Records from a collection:
◆ ◆ ◆ ◆ ◆ ◆ ◆
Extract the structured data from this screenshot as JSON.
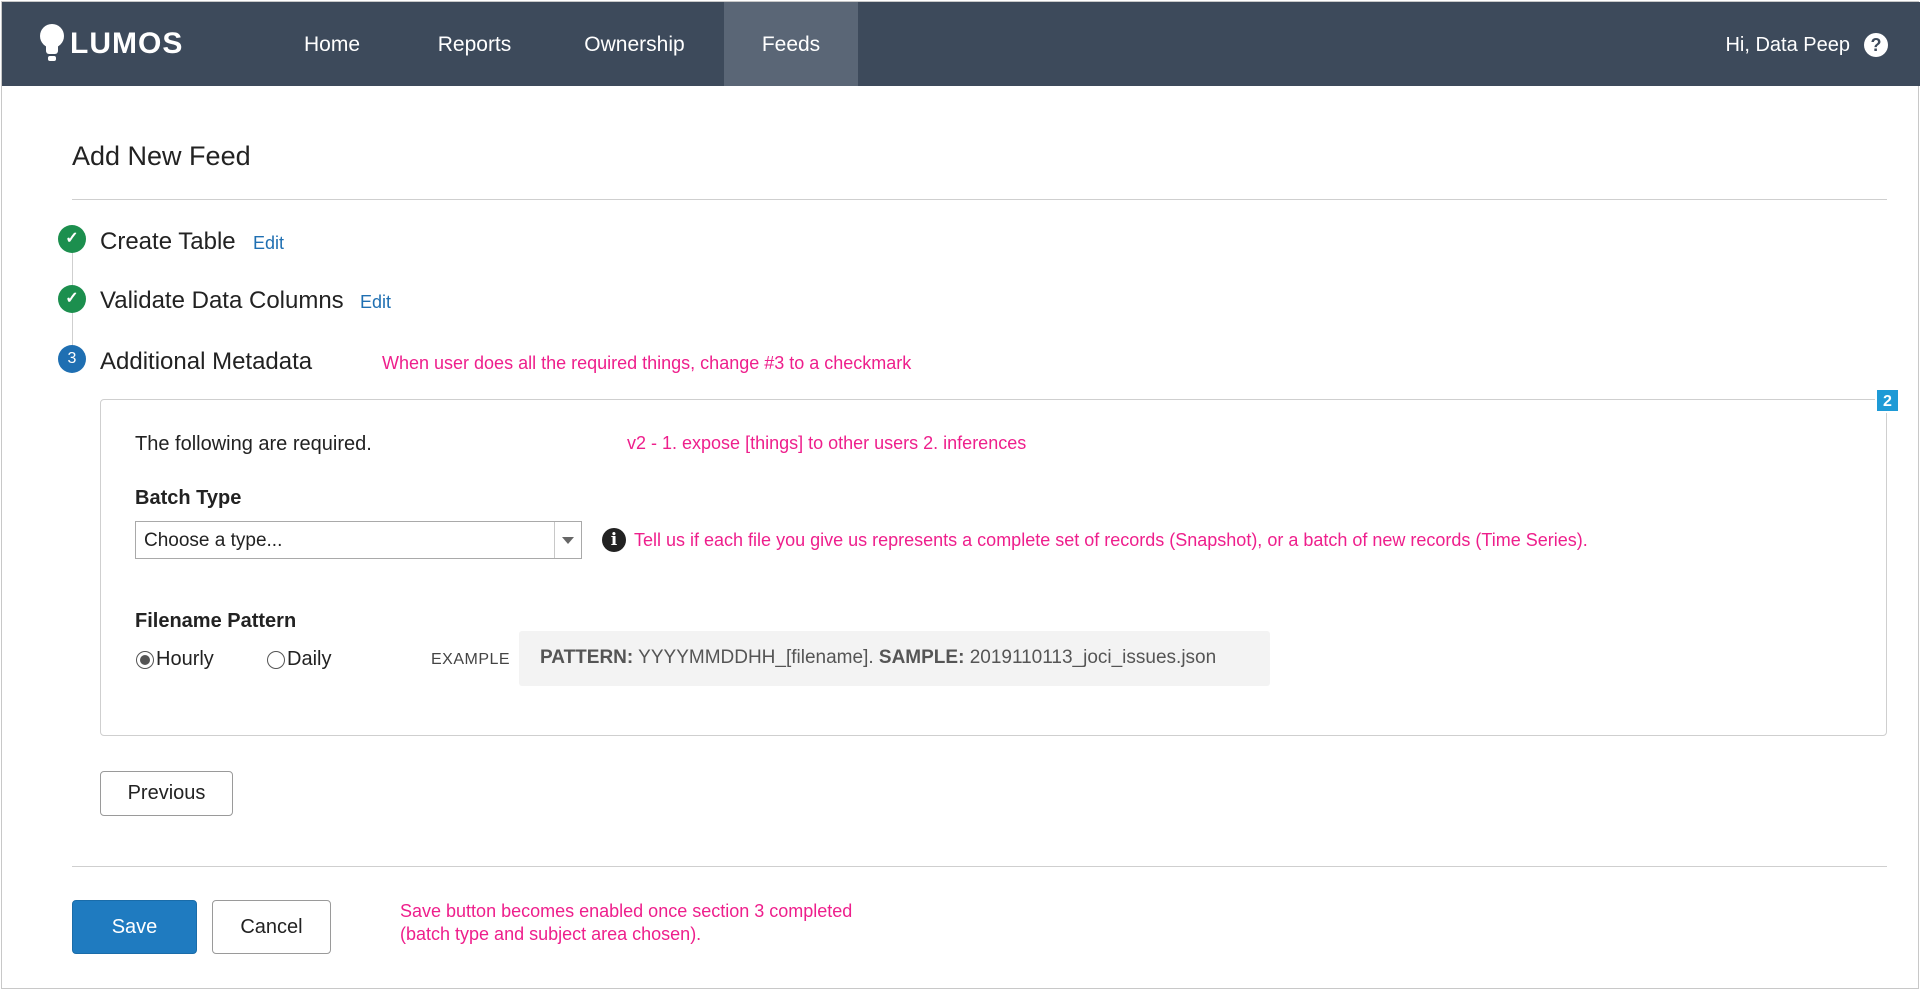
{
  "nav": {
    "brand": "LUMOS",
    "items": [
      "Home",
      "Reports",
      "Ownership",
      "Feeds"
    ],
    "active": "Feeds",
    "greeting": "Hi, Data Peep",
    "help_icon": "?"
  },
  "page": {
    "title": "Add New Feed"
  },
  "steps": [
    {
      "label": "Create Table",
      "status": "done",
      "edit": "Edit"
    },
    {
      "label": "Validate Data Columns",
      "status": "done",
      "edit": "Edit"
    },
    {
      "label": "Additional Metadata",
      "status": "current",
      "number": "3"
    }
  ],
  "notes": {
    "step3": "When user does all the required things, change #3 to a checkmark",
    "v2": "v2 - 1. expose [things] to other users 2. inferences",
    "batch_info": "Tell us if each file you give us represents a complete set of records (Snapshot), or a batch of new records (Time Series).",
    "save_line1": "Save button becomes enabled once section 3 completed",
    "save_line2": "(batch type and subject area chosen)."
  },
  "panel": {
    "badge": "2",
    "required_text": "The following are required.",
    "batch_type_label": "Batch Type",
    "batch_type_value": "Choose a type...",
    "info_icon": "i",
    "filename_pattern_label": "Filename Pattern",
    "radios": [
      {
        "label": "Hourly",
        "checked": true
      },
      {
        "label": "Daily",
        "checked": false
      }
    ],
    "example_label": "EXAMPLE",
    "pattern_key": "PATTERN:",
    "pattern_value": "YYYYMMDDHH_[filename].",
    "sample_key": "SAMPLE:",
    "sample_value": "2019110113_joci_issues.json"
  },
  "buttons": {
    "previous": "Previous",
    "save": "Save",
    "cancel": "Cancel"
  },
  "colors": {
    "nav_bg": "#3d4a5b",
    "nav_active": "#5a6676",
    "done": "#1c8f4e",
    "current": "#1f6fb2",
    "note": "#ee1f8c",
    "primary": "#1f7bc0",
    "badge": "#1e9ad6"
  }
}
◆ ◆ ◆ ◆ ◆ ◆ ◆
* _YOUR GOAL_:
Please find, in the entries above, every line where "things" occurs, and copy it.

* _RESULT OF THIS EXERCISE_:
    "step3": "When user does all the required things, change #3 to a checkmark",
    "v2": "v2 - 1. expose [things] to other users 2. inferences",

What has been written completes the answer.